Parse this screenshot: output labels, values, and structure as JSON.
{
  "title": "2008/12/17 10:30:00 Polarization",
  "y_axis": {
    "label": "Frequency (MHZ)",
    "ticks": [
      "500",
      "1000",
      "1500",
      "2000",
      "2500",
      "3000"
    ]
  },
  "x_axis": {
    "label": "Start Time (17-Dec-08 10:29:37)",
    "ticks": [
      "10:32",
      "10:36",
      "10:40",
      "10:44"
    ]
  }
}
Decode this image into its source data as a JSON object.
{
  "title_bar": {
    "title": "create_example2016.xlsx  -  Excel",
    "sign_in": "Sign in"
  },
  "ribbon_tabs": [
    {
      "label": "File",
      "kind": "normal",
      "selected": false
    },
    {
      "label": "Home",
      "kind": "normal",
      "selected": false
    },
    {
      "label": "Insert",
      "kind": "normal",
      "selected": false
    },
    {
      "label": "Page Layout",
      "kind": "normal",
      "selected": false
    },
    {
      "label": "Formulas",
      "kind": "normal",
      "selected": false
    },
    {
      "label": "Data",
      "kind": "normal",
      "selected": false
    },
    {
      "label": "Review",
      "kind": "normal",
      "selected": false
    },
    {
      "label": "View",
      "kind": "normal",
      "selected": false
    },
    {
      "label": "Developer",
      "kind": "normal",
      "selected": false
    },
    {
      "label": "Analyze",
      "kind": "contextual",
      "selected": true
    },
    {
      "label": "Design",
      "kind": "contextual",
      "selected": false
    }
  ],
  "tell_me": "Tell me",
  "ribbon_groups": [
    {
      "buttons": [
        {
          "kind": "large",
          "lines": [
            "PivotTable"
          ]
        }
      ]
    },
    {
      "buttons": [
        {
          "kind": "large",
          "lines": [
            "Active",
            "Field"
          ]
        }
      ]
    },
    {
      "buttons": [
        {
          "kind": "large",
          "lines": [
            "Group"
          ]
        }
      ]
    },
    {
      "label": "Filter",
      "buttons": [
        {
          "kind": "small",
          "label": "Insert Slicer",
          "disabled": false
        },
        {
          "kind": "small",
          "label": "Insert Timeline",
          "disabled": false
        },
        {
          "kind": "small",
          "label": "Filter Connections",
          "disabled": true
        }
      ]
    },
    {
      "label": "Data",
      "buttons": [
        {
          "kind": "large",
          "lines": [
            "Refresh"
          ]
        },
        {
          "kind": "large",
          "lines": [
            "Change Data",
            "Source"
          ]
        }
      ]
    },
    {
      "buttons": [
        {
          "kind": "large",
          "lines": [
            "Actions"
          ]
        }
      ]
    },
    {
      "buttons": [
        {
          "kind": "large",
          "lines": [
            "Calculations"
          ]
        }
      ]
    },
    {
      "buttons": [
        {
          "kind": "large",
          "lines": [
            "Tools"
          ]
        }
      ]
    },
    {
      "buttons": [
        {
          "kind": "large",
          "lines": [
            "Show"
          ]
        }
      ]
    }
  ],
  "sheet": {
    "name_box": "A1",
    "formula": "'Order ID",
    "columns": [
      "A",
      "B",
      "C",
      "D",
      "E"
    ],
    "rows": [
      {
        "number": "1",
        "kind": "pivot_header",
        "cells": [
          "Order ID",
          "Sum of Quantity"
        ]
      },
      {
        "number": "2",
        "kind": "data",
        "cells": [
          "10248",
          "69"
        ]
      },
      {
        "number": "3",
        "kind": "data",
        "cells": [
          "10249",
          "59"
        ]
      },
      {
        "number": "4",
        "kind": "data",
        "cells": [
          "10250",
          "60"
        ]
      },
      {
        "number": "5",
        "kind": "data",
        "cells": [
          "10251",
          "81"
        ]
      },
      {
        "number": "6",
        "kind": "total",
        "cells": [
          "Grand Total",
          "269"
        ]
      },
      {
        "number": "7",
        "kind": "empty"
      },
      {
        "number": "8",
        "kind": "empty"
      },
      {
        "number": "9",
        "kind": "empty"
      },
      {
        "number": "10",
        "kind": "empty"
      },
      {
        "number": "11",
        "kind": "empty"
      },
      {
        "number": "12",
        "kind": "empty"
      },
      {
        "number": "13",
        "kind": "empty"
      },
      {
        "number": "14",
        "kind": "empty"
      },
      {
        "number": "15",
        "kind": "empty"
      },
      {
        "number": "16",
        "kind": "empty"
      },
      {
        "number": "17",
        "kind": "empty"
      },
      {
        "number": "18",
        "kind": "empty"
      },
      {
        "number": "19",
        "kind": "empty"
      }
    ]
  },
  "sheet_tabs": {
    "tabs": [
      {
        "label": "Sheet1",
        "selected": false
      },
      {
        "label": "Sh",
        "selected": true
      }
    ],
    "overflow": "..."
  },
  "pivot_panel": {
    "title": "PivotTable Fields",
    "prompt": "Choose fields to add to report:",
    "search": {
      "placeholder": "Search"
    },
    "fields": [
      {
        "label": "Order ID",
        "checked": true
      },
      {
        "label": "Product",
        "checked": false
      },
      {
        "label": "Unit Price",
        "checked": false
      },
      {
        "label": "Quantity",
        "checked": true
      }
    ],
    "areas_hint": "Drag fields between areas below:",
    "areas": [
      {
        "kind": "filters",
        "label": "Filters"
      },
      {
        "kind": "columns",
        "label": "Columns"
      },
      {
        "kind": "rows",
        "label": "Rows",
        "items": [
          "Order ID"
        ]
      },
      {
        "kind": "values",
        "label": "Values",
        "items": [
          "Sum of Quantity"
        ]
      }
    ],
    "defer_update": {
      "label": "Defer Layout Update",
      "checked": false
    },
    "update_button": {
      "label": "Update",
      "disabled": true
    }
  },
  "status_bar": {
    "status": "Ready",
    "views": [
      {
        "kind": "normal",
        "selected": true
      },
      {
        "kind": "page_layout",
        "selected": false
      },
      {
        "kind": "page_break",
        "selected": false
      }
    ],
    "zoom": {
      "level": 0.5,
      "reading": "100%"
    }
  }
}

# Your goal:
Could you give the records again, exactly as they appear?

# Written reply:
Parse this screenshot: output labels, values, and structure as JSON.
{
  "title": "2008/12/17 10:30:00 Polarization",
  "y_axis": {
    "label": "Frequency (MHZ)",
    "ticks": [
      "500",
      "1000",
      "1500",
      "2000",
      "2500",
      "3000"
    ]
  },
  "x_axis": {
    "label": "Start Time (17-Dec-08 10:29:37)",
    "ticks": [
      "10:32",
      "10:36",
      "10:40",
      "10:44"
    ]
  }
}
Decode this image into its source data as a JSON object.
{
  "title_bar": {
    "title": "create_example2016.xlsx  -  Excel",
    "sign_in": "Sign in"
  },
  "ribbon_tabs": [
    {
      "label": "File",
      "kind": "normal",
      "selected": false
    },
    {
      "label": "Home",
      "kind": "normal",
      "selected": false
    },
    {
      "label": "Insert",
      "kind": "normal",
      "selected": false
    },
    {
      "label": "Page Layout",
      "kind": "normal",
      "selected": false
    },
    {
      "label": "Formulas",
      "kind": "normal",
      "selected": false
    },
    {
      "label": "Data",
      "kind": "normal",
      "selected": false
    },
    {
      "label": "Review",
      "kind": "normal",
      "selected": false
    },
    {
      "label": "View",
      "kind": "normal",
      "selected": false
    },
    {
      "label": "Developer",
      "kind": "normal",
      "selected": false
    },
    {
      "label": "Analyze",
      "kind": "contextual",
      "selected": true
    },
    {
      "label": "Design",
      "kind": "contextual",
      "selected": false
    }
  ],
  "tell_me": "Tell me",
  "ribbon_groups": [
    {
      "buttons": [
        {
          "kind": "large",
          "lines": [
            "PivotTable"
          ]
        }
      ]
    },
    {
      "buttons": [
        {
          "kind": "large",
          "lines": [
            "Active",
            "Field"
          ]
        }
      ]
    },
    {
      "buttons": [
        {
          "kind": "large",
          "lines": [
            "Group"
          ]
        }
      ]
    },
    {
      "label": "Filter",
      "buttons": [
        {
          "kind": "small",
          "label": "Insert Slicer",
          "disabled": false
        },
        {
          "kind": "small",
          "label": "Insert Timeline",
          "disabled": false
        },
        {
          "kind": "small",
          "label": "Filter Connections",
          "disabled": true
        }
      ]
    },
    {
      "label": "Data",
      "buttons": [
        {
          "kind": "large",
          "lines": [
            "Refresh"
          ]
        },
        {
          "kind": "large",
          "lines": [
            "Change Data",
            "Source"
          ]
        }
      ]
    },
    {
      "buttons": [
        {
          "kind": "large",
          "lines": [
            "Actions"
          ]
        }
      ]
    },
    {
      "buttons": [
        {
          "kind": "large",
          "lines": [
            "Calculations"
          ]
        }
      ]
    },
    {
      "buttons": [
        {
          "kind": "large",
          "lines": [
            "Tools"
          ]
        }
      ]
    },
    {
      "buttons": [
        {
          "kind": "large",
          "lines": [
            "Show"
          ]
        }
      ]
    }
  ],
  "sheet": {
    "name_box": "A1",
    "formula": "'Order ID",
    "columns": [
      "A",
      "B",
      "C",
      "D",
      "E"
    ],
    "rows": [
      {
        "number": "1",
        "kind": "pivot_header",
        "cells": [
          "Order ID",
          "Sum of Quantity"
        ]
      },
      {
        "number": "2",
        "kind": "data",
        "cells": [
          "10248",
          "69"
        ]
      },
      {
        "number": "3",
        "kind": "data",
        "cells": [
          "10249",
          "59"
        ]
      },
      {
        "number": "4",
        "kind": "data",
        "cells": [
          "10250",
          "60"
        ]
      },
      {
        "number": "5",
        "kind": "data",
        "cells": [
          "10251",
          "81"
        ]
      },
      {
        "number": "6",
        "kind": "total",
        "cells": [
          "Grand Total",
          "269"
        ]
      },
      {
        "number": "7",
        "kind": "empty"
      },
      {
        "number": "8",
        "kind": "empty"
      },
      {
        "number": "9",
        "kind": "empty"
      },
      {
        "number": "10",
        "kind": "empty"
      },
      {
        "number": "11",
        "kind": "empty"
      },
      {
        "number": "12",
        "kind": "empty"
      },
      {
        "number": "13",
        "kind": "empty"
      },
      {
        "number": "14",
        "kind": "empty"
      },
      {
        "number": "15",
        "kind": "empty"
      },
      {
        "number": "16",
        "kind": "empty"
      },
      {
        "number": "17",
        "kind": "empty"
      },
      {
        "number": "18",
        "kind": "empty"
      },
      {
        "number": "19",
        "kind": "empty"
      }
    ]
  },
  "sheet_tabs": {
    "tabs": [
      {
        "label": "Sheet1",
        "selected": false
      },
      {
        "label": "Sh",
        "selected": true
      }
    ],
    "overflow": "..."
  },
  "pivot_panel": {
    "title": "PivotTable Fields",
    "prompt": "Choose fields to add to report:",
    "search": {
      "placeholder": "Search"
    },
    "fields": [
      {
        "label": "Order ID",
        "checked": true
      },
      {
        "label": "Product",
        "checked": false
      },
      {
        "label": "Unit Price",
        "checked": false
      },
      {
        "label": "Quantity",
        "checked": true
      }
    ],
    "areas_hint": "Drag fields between areas below:",
    "areas": [
      {
        "kind": "filters",
        "label": "Filters"
      },
      {
        "kind": "columns",
        "label": "Columns"
      },
      {
        "kind": "rows",
        "label": "Rows",
        "items": [
          "Order ID"
        ]
      },
      {
        "kind": "values",
        "label": "Values",
        "items": [
          "Sum of Quantity"
        ]
      }
    ],
    "defer_update": {
      "label": "Defer Layout Update",
      "checked": false
    },
    "update_button": {
      "label": "Update",
      "disabled": true
    }
  },
  "status_bar": {
    "status": "Ready",
    "views": [
      {
        "kind": "normal",
        "selected": true
      },
      {
        "kind": "page_layout",
        "selected": false
      },
      {
        "kind": "page_break",
        "selected": false
      }
    ],
    "zoom": {
      "level": 0.5,
      "reading": "100%"
    }
  }
}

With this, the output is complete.